Dataset excerpts below:
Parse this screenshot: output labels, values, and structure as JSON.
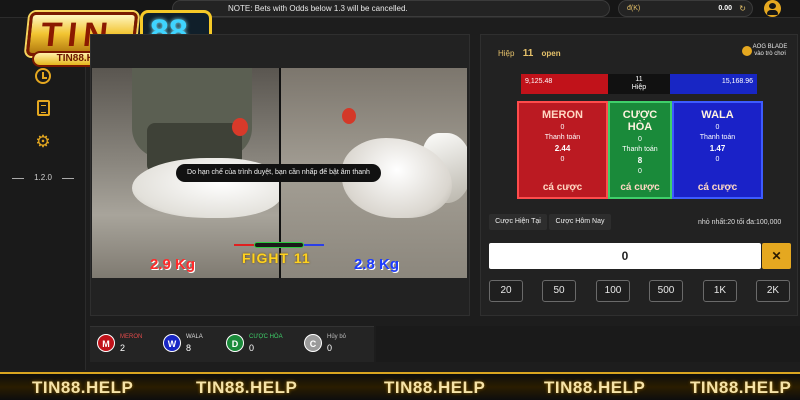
{
  "notice": "NOTE: Bets with Odds below 1.3 will be cancelled.",
  "wallet": {
    "currency": "đ(K)",
    "balance": "0.00",
    "refresh_glyph": "↻"
  },
  "logo": {
    "tin": "TIN",
    "num": "88",
    "help": "TIN88.HELP"
  },
  "sidebar": {
    "version": "1.2.0",
    "icons": [
      "clock-icon",
      "document-icon",
      "gear-icon"
    ]
  },
  "video": {
    "sound_notice": "Do hạn chế của trình duyệt, bạn cần nhấp để bật âm thanh",
    "weight_left": "2.9 Kg",
    "weight_right": "2.8 Kg",
    "fight_label": "FIGHT 11"
  },
  "round": {
    "label": "Hiệp",
    "number": "11",
    "status": "open"
  },
  "brand_tag": {
    "line1": "AOG BLADE",
    "line2": "vào trò chơi"
  },
  "scorebar": {
    "left": "9,125.48",
    "mid_top": "11",
    "mid_bottom": "Hiệp",
    "right": "15,168.96"
  },
  "bet_cards": [
    {
      "name": "MERON",
      "top": "0",
      "payout_label": "Thanh toán",
      "odds": "2.44",
      "bottom": "0",
      "action": "cá cược"
    },
    {
      "name": "CƯỢC HÒA",
      "top": "0",
      "payout_label": "Thanh toán",
      "odds": "8",
      "bottom": "0",
      "action": "cá cược"
    },
    {
      "name": "WALA",
      "top": "0",
      "payout_label": "Thanh toán",
      "odds": "1.47",
      "bottom": "0",
      "action": "cá cược"
    }
  ],
  "tabs": {
    "current": "Cược Hiện Tại",
    "today": "Cược Hôm Nay"
  },
  "limits": "nhỏ nhất:20  tối đa:100,000",
  "amount": {
    "value": "0",
    "clear_glyph": "✕"
  },
  "chips": [
    "20",
    "50",
    "100",
    "500",
    "1K",
    "2K"
  ],
  "results": [
    {
      "letter": "M",
      "label": "MERON",
      "count": "2",
      "color": "#c1121a",
      "label_color": "#e04a4a"
    },
    {
      "letter": "W",
      "label": "WALA",
      "count": "8",
      "color": "#1826c4",
      "label_color": "#dcdcdc"
    },
    {
      "letter": "D",
      "label": "CƯỢC HÒA",
      "count": "0",
      "color": "#1a8a3a",
      "label_color": "#3fd06a"
    },
    {
      "letter": "C",
      "label": "Hủy bỏ",
      "count": "0",
      "color": "#9a9a9a",
      "label_color": "#bbbbbb"
    }
  ],
  "watermark": [
    "TIN88.HELP",
    "TIN88.HELP",
    "TIN88.HELP",
    "TIN88.HELP",
    "TIN88.HELP"
  ]
}
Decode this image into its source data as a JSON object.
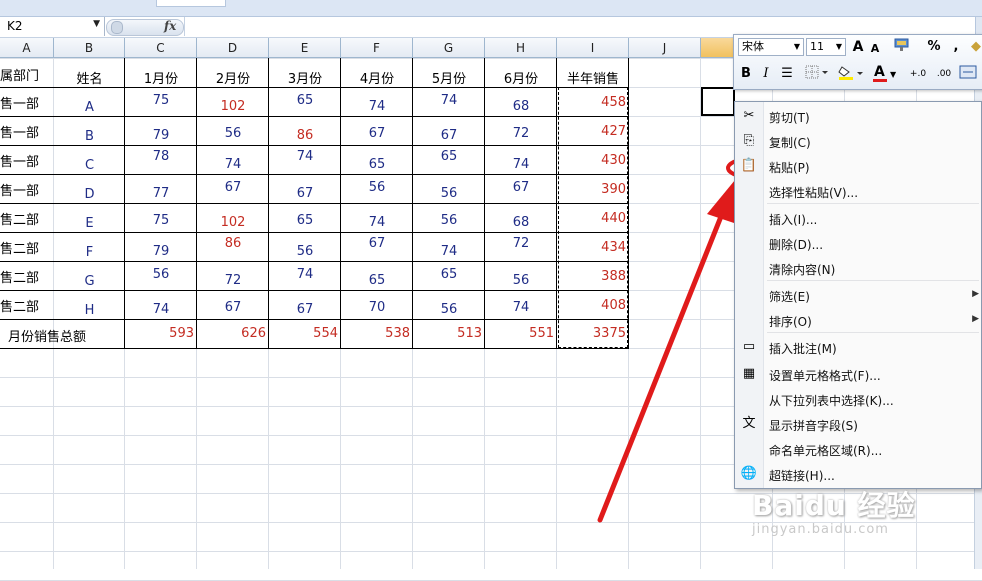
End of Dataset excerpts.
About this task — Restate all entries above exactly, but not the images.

Answer to this task —
Parse this screenshot: output labels, values, and structure as JSON.
{
  "notice": "NOTE: Bets with Odds below 1.3 will be cancelled.",
  "wallet": {
    "currency": "đ(K)",
    "balance": "0.00",
    "refresh_glyph": "↻"
  },
  "logo": {
    "tin": "TIN",
    "num": "88",
    "help": "TIN88.HELP"
  },
  "sidebar": {
    "version": "1.2.0",
    "icons": [
      "clock-icon",
      "document-icon",
      "gear-icon"
    ]
  },
  "video": {
    "sound_notice": "Do hạn chế của trình duyệt, bạn cần nhấp để bật âm thanh",
    "weight_left": "2.9 Kg",
    "weight_right": "2.8 Kg",
    "fight_label": "FIGHT 11"
  },
  "round": {
    "label": "Hiệp",
    "number": "11",
    "status": "open"
  },
  "brand_tag": {
    "line1": "AOG BLADE",
    "line2": "vào trò chơi"
  },
  "scorebar": {
    "left": "9,125.48",
    "mid_top": "11",
    "mid_bottom": "Hiệp",
    "right": "15,168.96"
  },
  "bet_cards": [
    {
      "name": "MERON",
      "top": "0",
      "payout_label": "Thanh toán",
      "odds": "2.44",
      "bottom": "0",
      "action": "cá cược"
    },
    {
      "name": "CƯỢC HÒA",
      "top": "0",
      "payout_label": "Thanh toán",
      "odds": "8",
      "bottom": "0",
      "action": "cá cược"
    },
    {
      "name": "WALA",
      "top": "0",
      "payout_label": "Thanh toán",
      "odds": "1.47",
      "bottom": "0",
      "action": "cá cược"
    }
  ],
  "tabs": {
    "current": "Cược Hiện Tại",
    "today": "Cược Hôm Nay"
  },
  "limits": "nhỏ nhất:20  tối đa:100,000",
  "amount": {
    "value": "0",
    "clear_glyph": "✕"
  },
  "chips": [
    "20",
    "50",
    "100",
    "500",
    "1K",
    "2K"
  ],
  "results": [
    {
      "letter": "M",
      "label": "MERON",
      "count": "2",
      "color": "#c1121a",
      "label_color": "#e04a4a"
    },
    {
      "letter": "W",
      "label": "WALA",
      "count": "8",
      "color": "#1826c4",
      "label_color": "#dcdcdc"
    },
    {
      "letter": "D",
      "label": "CƯỢC HÒA",
      "count": "0",
      "color": "#1a8a3a",
      "label_color": "#3fd06a"
    },
    {
      "letter": "C",
      "label": "Hủy bỏ",
      "count": "0",
      "color": "#9a9a9a",
      "label_color": "#bbbbbb"
    }
  ],
  "watermark": [
    "TIN88.HELP",
    "TIN88.HELP",
    "TIN88.HELP",
    "TIN88.HELP",
    "TIN88.HELP"
  ]
}
Decode this image into its source data as a JSON object.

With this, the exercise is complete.